The holidays. A season when there seems to never be enough time to get everything accomplished. Most of us are busying looking for just the right gifts while we try to spend time with the ones we love. I wonder if those two objectives can come together. Maybe this Christmas, the best gift we can give is our time
Those who know me and “Coach Jeff” will affirm that I see the glass half full. Many of you would go further and suggest that my glass is overflowing with optimism. I often say, “I have pitched my tent in the land of hope.” Acts 2:26. But in the year of 2020, even I have wondered how we keep up that optimism.
When I became a coach, I taught my youth soccer team the same concept. Spread the field. Keep your spacing. Don’t get too close to each other. Spacing is critical to success in basketball, as well – on both ends of the court.

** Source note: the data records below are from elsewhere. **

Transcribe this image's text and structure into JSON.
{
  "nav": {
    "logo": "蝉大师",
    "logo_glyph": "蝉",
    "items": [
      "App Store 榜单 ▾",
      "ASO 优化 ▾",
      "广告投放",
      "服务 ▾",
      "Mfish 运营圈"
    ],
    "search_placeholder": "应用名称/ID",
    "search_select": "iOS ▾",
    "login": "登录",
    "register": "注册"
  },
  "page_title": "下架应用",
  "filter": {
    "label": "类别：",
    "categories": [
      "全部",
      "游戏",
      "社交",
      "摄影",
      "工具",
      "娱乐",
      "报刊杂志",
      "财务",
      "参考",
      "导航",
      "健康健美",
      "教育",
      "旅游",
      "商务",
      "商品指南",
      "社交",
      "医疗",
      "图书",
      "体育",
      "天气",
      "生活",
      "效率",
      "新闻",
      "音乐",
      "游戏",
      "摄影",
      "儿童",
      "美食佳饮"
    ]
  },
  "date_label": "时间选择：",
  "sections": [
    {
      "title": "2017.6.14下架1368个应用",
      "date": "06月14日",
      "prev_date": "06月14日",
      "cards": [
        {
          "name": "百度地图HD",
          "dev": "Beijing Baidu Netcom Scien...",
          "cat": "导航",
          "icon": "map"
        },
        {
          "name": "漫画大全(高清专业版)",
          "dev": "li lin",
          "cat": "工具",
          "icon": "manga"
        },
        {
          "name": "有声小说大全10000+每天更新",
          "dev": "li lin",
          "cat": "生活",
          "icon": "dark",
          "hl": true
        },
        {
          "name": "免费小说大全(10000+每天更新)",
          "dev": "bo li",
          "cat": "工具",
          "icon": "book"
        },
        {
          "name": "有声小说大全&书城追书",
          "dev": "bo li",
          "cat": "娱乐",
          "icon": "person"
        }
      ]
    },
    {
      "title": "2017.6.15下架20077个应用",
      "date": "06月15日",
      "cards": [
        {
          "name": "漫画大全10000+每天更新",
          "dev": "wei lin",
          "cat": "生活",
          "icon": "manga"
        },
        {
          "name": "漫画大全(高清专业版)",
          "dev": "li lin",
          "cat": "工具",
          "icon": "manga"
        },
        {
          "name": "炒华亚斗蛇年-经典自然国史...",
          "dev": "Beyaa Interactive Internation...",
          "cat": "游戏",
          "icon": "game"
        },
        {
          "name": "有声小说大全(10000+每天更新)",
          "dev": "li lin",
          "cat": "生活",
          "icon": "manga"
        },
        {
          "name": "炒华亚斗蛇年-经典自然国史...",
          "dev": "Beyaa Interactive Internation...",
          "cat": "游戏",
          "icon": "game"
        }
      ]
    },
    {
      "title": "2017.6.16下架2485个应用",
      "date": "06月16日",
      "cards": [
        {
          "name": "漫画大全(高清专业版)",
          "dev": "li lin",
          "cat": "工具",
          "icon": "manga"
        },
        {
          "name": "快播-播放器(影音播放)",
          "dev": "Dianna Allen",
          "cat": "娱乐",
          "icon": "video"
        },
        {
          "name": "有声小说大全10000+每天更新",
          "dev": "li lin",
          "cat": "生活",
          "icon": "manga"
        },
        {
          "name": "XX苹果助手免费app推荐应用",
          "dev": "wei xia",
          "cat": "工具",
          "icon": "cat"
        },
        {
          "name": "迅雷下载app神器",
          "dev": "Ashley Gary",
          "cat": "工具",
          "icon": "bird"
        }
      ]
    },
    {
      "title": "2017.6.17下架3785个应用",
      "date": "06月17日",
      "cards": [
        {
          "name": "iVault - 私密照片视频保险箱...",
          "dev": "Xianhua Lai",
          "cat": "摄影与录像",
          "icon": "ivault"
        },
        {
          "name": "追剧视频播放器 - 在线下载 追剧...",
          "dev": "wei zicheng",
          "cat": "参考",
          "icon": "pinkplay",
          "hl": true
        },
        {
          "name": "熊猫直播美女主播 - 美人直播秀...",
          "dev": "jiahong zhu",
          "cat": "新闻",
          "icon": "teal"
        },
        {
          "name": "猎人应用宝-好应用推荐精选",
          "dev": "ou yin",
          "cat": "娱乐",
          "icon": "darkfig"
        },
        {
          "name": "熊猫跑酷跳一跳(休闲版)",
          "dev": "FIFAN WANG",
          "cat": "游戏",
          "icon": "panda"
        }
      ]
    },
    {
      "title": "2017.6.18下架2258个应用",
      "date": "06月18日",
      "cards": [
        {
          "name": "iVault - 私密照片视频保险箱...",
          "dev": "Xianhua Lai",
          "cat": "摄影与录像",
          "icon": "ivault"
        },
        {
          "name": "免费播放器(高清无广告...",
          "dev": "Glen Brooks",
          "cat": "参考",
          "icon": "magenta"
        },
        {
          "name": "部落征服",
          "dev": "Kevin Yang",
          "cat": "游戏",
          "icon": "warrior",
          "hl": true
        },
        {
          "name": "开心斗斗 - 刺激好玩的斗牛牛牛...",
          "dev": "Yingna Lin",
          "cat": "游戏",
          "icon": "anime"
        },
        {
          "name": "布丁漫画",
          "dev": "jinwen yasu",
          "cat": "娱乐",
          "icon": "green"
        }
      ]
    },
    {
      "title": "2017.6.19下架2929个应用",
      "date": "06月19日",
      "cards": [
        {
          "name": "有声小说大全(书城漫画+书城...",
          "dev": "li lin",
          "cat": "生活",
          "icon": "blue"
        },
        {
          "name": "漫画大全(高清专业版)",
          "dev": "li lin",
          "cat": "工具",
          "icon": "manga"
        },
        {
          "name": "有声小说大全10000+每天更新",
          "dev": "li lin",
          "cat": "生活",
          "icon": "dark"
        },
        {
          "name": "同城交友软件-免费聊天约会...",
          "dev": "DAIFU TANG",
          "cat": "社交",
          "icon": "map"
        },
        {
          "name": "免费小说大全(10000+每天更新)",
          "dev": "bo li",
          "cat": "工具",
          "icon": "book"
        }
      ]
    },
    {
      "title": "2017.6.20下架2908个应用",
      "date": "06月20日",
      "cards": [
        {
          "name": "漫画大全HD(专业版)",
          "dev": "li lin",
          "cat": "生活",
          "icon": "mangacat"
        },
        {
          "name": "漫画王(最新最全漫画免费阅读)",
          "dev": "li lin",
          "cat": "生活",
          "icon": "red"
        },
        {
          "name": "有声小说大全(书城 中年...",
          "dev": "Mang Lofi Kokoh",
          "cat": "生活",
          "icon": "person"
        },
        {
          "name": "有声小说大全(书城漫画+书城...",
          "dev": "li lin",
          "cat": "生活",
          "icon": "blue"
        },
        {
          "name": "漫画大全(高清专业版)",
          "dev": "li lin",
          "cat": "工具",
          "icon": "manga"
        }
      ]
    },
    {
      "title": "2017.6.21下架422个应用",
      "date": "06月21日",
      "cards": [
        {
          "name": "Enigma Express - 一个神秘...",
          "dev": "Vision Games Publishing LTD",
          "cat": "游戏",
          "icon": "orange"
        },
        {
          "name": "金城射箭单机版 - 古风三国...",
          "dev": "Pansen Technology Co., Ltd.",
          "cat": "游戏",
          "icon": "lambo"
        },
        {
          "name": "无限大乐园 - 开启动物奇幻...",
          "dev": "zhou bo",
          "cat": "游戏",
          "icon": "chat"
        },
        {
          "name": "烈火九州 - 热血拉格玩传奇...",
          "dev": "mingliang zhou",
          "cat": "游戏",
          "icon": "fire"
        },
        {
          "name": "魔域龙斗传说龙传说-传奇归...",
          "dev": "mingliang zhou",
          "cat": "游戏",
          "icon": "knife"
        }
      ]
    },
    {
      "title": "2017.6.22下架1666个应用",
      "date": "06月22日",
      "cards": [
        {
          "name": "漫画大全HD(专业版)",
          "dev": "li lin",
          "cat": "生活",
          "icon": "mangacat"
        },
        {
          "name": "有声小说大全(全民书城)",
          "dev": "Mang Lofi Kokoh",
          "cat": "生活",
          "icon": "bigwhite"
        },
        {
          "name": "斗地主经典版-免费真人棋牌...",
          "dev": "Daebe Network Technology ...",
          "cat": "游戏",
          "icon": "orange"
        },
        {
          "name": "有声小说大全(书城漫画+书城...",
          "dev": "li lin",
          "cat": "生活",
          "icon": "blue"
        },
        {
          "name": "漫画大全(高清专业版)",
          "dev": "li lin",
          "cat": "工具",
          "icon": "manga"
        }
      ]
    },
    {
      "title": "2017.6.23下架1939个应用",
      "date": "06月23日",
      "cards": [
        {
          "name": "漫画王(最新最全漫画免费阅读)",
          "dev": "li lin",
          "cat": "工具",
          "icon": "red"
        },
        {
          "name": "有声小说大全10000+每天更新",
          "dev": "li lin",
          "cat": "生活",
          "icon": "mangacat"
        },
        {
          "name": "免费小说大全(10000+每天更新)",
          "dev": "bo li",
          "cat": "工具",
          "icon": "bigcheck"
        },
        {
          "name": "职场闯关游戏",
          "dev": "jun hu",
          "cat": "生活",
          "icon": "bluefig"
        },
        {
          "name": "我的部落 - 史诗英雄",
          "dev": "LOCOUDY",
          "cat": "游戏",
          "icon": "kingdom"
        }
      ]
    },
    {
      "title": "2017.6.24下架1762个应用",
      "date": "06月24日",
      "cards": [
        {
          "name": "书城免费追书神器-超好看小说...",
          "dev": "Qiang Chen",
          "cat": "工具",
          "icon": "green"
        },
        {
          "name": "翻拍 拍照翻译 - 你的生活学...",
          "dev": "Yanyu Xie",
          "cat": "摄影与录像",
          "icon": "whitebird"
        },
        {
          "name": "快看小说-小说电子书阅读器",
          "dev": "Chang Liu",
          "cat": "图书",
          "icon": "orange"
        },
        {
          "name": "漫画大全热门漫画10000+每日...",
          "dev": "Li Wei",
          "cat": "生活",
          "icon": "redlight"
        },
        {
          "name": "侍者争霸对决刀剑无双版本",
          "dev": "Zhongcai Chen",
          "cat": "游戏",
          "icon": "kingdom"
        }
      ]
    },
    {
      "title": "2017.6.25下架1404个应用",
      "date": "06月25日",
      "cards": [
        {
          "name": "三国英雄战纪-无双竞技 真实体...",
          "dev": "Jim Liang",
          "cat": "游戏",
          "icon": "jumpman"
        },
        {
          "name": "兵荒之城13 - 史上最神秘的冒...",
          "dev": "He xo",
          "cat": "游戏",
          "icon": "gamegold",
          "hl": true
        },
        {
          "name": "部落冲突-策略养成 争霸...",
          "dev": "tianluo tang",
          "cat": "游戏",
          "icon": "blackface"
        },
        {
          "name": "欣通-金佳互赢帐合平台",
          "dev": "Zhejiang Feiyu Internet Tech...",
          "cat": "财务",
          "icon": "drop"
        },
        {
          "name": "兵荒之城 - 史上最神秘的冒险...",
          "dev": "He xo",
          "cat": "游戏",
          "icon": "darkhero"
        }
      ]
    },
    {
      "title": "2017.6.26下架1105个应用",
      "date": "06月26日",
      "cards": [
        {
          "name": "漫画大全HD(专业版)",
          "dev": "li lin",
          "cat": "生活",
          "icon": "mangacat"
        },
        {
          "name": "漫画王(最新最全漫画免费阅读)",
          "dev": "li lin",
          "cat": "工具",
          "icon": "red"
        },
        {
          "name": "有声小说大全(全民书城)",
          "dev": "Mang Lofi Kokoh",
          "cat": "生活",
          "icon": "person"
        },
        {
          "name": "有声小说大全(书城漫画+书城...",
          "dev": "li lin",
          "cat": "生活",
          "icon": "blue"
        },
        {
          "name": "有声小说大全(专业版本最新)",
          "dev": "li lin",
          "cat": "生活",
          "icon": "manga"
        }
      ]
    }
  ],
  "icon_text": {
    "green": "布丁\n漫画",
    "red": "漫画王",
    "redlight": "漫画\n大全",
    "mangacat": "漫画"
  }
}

As we look forward to 2020, Be There Dad understands that our success depends on our willingness to believe. We will continue to believe what the data, research and our own experiences have shown us – that the power of presence works.
The holidays are approaching, so soon most of us will gather with family and friends around dinner tables where we have gathered many times before. As I look forward to our own traditions, I am reminded of the impact those gatherings can have.
Fifty years later, it is time to look for another challenge. Another “possibility” that can make us the best. In Charlotte, one of those challenges is literacy.
Recently I attended a meeting with a large group of employees at a new client. When I was introduced, I was informed about a company tradition.
I held the remote opener discreetly behind my back and pushed the button. I summoned my best Yoda impersonation, then raised my free hand to invoke the “force” and open the tailgate.
Last Saturday morning, I surveyed a church sanctuary full of men of many shapes, sizes and descriptions. They were dads, uncles, grandfathers and dad like persons. They had come from Charlotte and surrounding towns. This was the Man Up Charlotte Conference. These were men on a mission to address fatherlessness. The leader asked those gathered…